**Record extracts**.
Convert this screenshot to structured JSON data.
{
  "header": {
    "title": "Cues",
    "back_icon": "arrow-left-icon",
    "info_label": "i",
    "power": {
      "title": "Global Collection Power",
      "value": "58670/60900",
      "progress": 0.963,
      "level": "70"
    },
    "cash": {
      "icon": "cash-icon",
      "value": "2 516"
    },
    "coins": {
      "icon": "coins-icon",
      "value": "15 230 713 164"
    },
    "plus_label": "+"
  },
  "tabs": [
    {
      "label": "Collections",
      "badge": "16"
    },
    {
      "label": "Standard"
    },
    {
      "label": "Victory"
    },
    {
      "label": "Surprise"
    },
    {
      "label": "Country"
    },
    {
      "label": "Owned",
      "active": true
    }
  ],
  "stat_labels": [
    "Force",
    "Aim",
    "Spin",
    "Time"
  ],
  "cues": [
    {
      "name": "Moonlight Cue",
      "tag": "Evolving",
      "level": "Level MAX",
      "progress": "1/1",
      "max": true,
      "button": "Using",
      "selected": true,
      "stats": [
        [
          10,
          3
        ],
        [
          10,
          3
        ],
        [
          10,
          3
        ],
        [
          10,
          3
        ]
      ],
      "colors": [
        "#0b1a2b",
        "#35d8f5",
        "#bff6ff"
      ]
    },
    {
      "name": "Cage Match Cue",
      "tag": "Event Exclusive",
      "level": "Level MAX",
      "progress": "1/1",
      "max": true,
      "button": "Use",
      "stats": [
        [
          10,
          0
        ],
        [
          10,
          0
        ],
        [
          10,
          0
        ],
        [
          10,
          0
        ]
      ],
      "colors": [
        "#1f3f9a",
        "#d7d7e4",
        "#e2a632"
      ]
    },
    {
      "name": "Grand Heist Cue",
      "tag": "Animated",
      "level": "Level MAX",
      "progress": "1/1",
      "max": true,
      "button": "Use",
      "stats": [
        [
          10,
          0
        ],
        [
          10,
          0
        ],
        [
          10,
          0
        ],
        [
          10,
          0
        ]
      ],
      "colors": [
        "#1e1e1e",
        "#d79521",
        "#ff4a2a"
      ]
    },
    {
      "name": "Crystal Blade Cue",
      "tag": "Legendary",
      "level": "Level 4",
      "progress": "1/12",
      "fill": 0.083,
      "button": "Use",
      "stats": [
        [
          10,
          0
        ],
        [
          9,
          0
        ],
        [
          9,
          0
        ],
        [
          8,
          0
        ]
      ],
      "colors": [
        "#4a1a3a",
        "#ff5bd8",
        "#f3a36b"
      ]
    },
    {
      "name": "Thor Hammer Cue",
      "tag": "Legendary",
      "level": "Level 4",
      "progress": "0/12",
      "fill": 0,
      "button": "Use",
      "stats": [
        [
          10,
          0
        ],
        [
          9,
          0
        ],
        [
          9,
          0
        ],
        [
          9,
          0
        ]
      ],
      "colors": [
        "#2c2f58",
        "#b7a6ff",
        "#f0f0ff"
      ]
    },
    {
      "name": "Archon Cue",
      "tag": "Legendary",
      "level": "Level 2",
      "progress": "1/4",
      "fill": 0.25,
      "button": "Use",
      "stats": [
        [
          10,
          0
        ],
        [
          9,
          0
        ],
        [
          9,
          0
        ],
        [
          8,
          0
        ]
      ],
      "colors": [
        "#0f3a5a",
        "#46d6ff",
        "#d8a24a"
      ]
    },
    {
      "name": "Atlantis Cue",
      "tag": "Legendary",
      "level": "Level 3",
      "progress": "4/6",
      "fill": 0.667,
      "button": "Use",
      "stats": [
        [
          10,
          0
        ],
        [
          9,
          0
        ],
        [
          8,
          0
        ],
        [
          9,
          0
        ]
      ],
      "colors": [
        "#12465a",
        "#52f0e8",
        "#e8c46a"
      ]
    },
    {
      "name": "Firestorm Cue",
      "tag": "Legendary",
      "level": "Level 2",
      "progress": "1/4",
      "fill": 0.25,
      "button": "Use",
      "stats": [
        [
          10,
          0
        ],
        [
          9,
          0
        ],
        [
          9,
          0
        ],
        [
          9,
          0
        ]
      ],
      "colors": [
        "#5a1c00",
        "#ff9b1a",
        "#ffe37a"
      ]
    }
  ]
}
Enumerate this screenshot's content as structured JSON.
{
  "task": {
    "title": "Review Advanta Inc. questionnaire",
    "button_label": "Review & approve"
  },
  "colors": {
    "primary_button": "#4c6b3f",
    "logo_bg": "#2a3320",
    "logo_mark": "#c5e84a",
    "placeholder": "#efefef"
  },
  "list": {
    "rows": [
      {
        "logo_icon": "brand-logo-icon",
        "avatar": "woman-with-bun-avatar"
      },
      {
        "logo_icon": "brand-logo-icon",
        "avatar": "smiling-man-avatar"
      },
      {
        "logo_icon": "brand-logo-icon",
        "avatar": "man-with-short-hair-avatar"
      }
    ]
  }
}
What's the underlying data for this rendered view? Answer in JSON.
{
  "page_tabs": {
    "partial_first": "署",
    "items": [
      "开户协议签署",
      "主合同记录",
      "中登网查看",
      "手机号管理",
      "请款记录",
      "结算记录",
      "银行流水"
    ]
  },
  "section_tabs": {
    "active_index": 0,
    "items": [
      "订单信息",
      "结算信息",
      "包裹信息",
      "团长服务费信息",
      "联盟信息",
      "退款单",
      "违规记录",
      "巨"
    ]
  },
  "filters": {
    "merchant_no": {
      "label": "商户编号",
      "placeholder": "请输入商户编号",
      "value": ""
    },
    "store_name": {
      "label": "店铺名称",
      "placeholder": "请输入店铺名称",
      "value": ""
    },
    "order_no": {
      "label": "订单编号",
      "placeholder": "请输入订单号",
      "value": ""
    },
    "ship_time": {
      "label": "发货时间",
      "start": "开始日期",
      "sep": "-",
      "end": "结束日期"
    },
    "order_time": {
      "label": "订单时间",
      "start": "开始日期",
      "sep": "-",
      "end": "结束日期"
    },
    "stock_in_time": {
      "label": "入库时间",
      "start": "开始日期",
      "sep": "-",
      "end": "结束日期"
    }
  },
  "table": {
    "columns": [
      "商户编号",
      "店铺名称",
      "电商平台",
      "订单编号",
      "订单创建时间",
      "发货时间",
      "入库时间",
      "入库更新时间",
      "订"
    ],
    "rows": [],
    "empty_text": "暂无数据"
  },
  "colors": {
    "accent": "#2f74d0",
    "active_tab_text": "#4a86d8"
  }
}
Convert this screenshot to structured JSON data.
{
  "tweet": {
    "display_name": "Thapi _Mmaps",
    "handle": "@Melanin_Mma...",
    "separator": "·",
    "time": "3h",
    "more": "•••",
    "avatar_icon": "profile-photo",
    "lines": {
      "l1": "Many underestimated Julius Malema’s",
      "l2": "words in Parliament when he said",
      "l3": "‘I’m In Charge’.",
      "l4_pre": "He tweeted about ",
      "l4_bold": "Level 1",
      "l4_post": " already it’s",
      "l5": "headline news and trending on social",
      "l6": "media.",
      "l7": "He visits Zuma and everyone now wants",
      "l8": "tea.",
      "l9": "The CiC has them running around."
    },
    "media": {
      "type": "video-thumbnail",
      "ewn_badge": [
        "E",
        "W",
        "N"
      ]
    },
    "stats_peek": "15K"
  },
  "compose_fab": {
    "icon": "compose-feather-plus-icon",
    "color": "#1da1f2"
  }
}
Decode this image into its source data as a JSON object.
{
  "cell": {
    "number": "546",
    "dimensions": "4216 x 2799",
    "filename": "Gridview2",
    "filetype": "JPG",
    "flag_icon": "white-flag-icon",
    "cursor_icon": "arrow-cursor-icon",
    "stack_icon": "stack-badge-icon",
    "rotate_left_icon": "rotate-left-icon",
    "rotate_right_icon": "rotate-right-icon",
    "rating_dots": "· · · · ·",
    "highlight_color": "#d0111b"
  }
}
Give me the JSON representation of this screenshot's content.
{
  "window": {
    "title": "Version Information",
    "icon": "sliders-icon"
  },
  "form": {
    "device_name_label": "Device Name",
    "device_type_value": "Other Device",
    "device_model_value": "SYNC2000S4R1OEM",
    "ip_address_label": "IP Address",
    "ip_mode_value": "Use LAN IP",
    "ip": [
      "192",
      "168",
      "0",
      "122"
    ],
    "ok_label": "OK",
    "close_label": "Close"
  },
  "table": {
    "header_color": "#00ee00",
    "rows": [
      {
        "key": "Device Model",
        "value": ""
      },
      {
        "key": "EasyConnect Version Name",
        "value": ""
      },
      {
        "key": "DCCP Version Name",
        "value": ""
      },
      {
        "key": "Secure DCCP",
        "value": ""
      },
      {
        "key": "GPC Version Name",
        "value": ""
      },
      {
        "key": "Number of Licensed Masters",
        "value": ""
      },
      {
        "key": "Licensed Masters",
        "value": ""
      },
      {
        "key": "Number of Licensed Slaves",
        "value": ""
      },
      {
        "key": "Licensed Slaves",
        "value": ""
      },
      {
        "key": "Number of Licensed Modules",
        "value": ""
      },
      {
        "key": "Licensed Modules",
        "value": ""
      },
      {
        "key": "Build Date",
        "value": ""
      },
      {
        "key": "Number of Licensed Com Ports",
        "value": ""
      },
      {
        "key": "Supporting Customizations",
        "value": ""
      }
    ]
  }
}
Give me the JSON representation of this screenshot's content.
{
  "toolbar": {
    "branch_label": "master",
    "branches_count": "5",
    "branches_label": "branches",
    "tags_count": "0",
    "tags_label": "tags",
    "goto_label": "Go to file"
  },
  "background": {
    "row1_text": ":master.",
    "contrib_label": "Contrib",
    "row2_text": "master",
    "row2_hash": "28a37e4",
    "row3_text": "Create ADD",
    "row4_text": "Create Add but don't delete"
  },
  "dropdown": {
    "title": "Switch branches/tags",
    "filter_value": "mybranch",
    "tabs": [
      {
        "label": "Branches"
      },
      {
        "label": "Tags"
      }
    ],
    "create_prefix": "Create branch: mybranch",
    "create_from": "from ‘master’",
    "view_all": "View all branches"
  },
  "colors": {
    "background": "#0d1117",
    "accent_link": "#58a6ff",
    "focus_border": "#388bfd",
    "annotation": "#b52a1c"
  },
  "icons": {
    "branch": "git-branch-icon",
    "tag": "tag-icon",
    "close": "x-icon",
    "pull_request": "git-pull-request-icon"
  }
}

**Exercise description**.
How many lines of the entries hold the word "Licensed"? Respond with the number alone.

**Written solution**.
7